Democracy presupposes the existence of an open society which is characterised by robust public debate about matters of public importance. In such a society, citizens should be well-informed about public issues. They should have access to, and be able to choose between, conflicting perspectives and viewpoints. They should also be able to participate in the processes through which public opinion is formed. Traditionally, the press and other media play an important role in promoting such a diverse and open public sphere. Political parties are also important in ensuring that diverse viewpoints and policies are articulated and debated.
Today, this vision of an open society is confronted by a number of ambiguous developments, many of which are associated with digitization. Firstly, the traditional press is being discredited as a “Pinocchio” press which pursues its own agenda, and social networks have partly taken over the roles of the media. Is this an erosion of the free press as a key element of a democratic society or do we witness the break-down of an oligopoly which possesses no democratic legitimacy? Secondly, traditional political parties have lost support. Does this constitute a danger for democracy or is it just the sign of competition between opposing political ideas and therefore democratic? Thirdly, the use of algorithms and filter techniques and analyses by means of Big Data has become widespread. Are these forms of manipulation which tend to go unnoticed or useful tools which make life easier and allow us to concentrate on the aspects most relevant to us? Finally, we are confronted with the dissemination of extreme, often racist views. Are these signs of increasing social polarisation and exclusion or simply the side-effects of truly free speech, uninhibited by state regulation and private censorship?
These issues raise questions about the role and limits of the law in controlling the undesirable effects of digitization. One such question relates to whether and how the State needs to regulate private actors like Google and Facebook. This needs not only happen via competition laws that aim at regulating market power and that are not concerned with protecting democracy. The so-called “Netzwerkdurchsetzungsgesetz” which has been passed by the German Bundestag and is currently debated in Germany, is a first step to regulate “the internet” in the interest of an open society. Other questions arise: Must we force companies to make their algorithms transparent? Should we restrict freedom of expression for the sake of democracy?

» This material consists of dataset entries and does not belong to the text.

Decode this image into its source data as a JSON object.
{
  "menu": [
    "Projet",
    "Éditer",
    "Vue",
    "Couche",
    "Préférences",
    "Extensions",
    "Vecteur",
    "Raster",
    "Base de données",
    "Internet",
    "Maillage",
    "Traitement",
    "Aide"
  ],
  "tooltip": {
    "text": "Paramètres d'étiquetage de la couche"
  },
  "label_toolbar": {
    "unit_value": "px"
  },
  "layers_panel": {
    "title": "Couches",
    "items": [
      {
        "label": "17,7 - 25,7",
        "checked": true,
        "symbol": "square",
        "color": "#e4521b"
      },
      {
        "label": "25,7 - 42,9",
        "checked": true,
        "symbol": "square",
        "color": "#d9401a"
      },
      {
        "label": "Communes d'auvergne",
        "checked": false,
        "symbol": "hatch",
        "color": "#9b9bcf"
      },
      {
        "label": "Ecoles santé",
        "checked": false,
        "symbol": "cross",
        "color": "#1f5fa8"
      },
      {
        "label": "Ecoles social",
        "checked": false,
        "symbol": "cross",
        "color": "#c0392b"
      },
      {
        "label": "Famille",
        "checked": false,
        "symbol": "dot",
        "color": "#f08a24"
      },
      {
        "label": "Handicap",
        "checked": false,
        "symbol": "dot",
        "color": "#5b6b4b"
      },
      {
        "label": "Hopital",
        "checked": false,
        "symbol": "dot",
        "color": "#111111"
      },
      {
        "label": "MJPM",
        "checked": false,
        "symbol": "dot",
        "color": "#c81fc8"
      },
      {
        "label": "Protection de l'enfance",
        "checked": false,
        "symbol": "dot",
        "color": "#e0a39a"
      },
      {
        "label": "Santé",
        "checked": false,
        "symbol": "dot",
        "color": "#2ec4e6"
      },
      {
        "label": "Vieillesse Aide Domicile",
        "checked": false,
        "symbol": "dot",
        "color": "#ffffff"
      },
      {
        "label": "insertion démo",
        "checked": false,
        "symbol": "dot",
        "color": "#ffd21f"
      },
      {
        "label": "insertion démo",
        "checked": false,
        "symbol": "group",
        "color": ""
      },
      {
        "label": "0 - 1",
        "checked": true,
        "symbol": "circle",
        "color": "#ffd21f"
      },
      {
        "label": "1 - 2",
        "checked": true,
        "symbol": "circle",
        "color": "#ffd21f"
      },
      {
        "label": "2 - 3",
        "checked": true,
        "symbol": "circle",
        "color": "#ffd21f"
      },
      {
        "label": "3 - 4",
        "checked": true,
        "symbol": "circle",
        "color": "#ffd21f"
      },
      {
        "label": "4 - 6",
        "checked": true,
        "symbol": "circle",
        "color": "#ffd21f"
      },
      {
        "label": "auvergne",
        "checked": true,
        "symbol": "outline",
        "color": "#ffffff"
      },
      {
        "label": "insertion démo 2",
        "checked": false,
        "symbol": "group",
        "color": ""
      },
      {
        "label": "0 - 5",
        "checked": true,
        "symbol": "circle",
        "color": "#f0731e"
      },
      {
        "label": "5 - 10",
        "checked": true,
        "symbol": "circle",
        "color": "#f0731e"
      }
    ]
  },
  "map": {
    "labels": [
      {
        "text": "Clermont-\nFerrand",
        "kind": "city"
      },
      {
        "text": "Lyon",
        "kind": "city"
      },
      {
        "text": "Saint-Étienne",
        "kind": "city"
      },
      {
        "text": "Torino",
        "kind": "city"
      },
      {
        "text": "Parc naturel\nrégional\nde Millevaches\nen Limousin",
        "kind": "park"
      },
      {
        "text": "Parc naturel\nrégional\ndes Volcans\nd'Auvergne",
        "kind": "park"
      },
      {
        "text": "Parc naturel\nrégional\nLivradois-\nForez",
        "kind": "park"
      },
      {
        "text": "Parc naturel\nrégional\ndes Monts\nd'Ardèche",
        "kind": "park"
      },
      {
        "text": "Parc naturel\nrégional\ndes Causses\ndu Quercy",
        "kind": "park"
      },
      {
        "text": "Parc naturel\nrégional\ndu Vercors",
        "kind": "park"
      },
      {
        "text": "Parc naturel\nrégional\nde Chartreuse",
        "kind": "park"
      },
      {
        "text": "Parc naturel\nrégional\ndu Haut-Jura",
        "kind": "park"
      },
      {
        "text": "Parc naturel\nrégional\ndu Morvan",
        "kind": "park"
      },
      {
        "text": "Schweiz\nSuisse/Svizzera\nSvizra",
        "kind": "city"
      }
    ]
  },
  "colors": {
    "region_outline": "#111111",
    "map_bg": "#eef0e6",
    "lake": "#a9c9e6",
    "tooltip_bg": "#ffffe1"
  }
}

Should we even increase the power of social networks when they are obliged to manage the content on their platforms, e.g. by deleting inappropriate/
The conference is kindly supported by: